August 5 passed without my noticing that it was a year ago that day that I began writing OpEdge.
Over the year, I have posted a total of 177 entries. I thought it might be fun to review what I covered in the first 52 weeks of OpEdge. Interestingly enough, the common themes of a year’s worth of writing fall under four rubrics:
- Analysis of common propaganda techniques that the mass media, and in particular mainstream reporters, use to color the news with decidedly right-wing views.
- Identification of the core tenets of contemporary American ideology that serve as the assumptions and message points for virtually all the media we experience in all formats.
- Discussions of how specific news and news coverage reflect current and long-term social, media and entertainment trends.
- Presentation of my position on some of the pressing issues of the day.
Today we’ll look at the common propaganda techniques I analyzed over the past year.
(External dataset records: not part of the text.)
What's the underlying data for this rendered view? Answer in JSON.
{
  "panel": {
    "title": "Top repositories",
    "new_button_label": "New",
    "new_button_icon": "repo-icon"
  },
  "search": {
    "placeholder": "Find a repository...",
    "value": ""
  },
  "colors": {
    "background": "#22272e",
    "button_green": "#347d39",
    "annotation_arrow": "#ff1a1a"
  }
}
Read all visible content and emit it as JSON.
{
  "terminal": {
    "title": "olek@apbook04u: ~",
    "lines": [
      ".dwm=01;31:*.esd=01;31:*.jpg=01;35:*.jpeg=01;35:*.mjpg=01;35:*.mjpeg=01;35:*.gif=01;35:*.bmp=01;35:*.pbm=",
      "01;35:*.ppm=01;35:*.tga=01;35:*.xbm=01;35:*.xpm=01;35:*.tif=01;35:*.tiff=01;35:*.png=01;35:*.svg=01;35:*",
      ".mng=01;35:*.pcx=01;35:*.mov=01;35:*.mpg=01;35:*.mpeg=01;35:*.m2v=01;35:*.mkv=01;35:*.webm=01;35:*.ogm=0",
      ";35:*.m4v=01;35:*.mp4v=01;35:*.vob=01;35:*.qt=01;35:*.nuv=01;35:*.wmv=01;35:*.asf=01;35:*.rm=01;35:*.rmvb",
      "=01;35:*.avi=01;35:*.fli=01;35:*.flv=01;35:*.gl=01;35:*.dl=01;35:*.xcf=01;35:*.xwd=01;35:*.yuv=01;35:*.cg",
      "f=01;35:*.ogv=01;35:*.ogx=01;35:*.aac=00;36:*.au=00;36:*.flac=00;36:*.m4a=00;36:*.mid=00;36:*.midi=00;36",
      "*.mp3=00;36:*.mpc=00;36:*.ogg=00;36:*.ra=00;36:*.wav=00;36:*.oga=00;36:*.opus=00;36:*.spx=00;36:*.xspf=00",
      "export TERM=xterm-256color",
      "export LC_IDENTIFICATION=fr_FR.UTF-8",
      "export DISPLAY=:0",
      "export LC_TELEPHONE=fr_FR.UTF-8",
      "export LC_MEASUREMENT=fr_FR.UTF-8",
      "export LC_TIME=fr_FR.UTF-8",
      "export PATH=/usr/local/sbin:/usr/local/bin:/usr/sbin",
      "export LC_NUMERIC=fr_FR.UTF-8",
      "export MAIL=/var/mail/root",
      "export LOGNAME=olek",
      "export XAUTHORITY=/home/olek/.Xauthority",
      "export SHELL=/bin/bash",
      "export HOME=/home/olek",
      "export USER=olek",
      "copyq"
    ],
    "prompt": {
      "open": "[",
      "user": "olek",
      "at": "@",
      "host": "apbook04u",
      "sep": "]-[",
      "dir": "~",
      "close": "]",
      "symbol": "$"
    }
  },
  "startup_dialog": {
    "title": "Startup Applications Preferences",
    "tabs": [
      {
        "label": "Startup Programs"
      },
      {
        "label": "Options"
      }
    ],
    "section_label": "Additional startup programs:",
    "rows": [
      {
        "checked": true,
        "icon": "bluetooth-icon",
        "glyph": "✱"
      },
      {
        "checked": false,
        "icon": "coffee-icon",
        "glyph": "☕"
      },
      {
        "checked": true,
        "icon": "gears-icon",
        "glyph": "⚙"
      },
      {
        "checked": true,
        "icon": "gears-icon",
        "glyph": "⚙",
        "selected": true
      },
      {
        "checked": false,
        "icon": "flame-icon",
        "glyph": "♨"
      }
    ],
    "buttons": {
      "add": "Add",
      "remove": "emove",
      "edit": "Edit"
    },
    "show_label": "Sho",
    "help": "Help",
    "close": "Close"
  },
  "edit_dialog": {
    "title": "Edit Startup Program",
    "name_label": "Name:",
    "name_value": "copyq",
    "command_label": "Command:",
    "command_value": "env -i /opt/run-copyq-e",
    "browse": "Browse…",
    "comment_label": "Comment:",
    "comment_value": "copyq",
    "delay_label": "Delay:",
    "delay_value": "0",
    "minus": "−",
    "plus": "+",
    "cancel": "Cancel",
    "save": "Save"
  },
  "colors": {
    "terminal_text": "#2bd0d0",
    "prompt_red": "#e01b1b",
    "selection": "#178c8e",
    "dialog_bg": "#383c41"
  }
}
Tomorrow, we’ll look at some of the core tenets of contemporary American ideology and discuss important news trends. We’ll close this three-part series on Thursday with a review of my own political and cultural agenda.
Getting right to it, here is a list of the propaganda techniques that I analyzed over the past year. For most of these I found and discussed multiple examples of reporters trying to color reporting through the use of these rhetorical devices. In all cases, I named the rhetorical devices, although in some cases others may have previously used the same language to describe the same technique:
- Argument by Anecdote: saying that one story proves a trend even if the statistics show that case, while dramatic, is exceptional or rare.
- Conflation: Equating two events, objects, trends or facts that have nothing in common; for example, using fictional evidence to prove an historical trend or comparing Bush II’s spotty National Guard stint to the military record of war hero John Kerry.
- Criteria Rigging: Selecting the criteria that will prove the point you want to make, for example, the studies that use criteria that exist in the suburbs to show that the top places to live are all in suburbs.
- Expert Selection: Limiting the terms of the debate by the selection of experts; for example selecting an anti-labor professor to comment on an economic study or National Public Radio pitting David Brooks against E.J. Dionne and pretending its right versus left.
- False Conclusions: Putting a false conclusion at the end of a paragraph or article that is factually based and logically reasoned.
- False Labeling: Applying a false label to something, for example calling Obama a Socialist or saying that the cutting of hospital beds to meet reduced demand is rationing.
- Ideological Subtext: Having ideology guide the decisions you make in selection of details and points of view in your reporting or entertainment, especially when the presentation of these details treats the ideological assumption as a given or as already proved. For example, in the new Robin Hood movie, Russell Crowe’s Robin is not taking from the rich to give to the poor, but instead fighting against unfair taxation.
- Matt Drudge Gambit: Reporting that a disreputable reporter or media outlet, such as Matt Drudge or Glenn Beck, said something that you know probably is false.
- Nazi Edit: Editing what someone has said to change his/her meaning, as Andrew Breitbart did to Shirley Sherrod.
- Plain Old Lies: Knowingly publishing or saying something that isn’t true.
- Question Rigging: Selecting the questions to get a better answer. For example, instead of asking people if they believed global warming was occurring, research groups asked them if they thought the news media reported too much on global warming. When asked the second way, many more people seem not to believe that global warming is occurring.
- Speaking in Code: An old trick of racists everywhere, speaking in code means using euphemisms to refer to a group or its imagined collective failings; for example, when Reagan talked about “welfare queens” he spoke in code.
- Trivialization: Reducing discussions of important decisions into trivialities, for example focusing on the personality differences between opponents while ignoring their substantive differences.
- Wedging: Finding an area of common ground with a target group that will not agree with you on virtually any other issue.
- Wrong Focus: Focusing on a minor part of a study or survey to support your position while ignoring the major finding, which undercuts your position.
I’m starting to write a book on propaganda techniques and I just gave you my chapter titles. For each technique, I intend to write a short essay filled with examples from the mainstream news media. The hard part will be to select among the many daily examples of these cheap rhetorical tricks in main stream news reporting.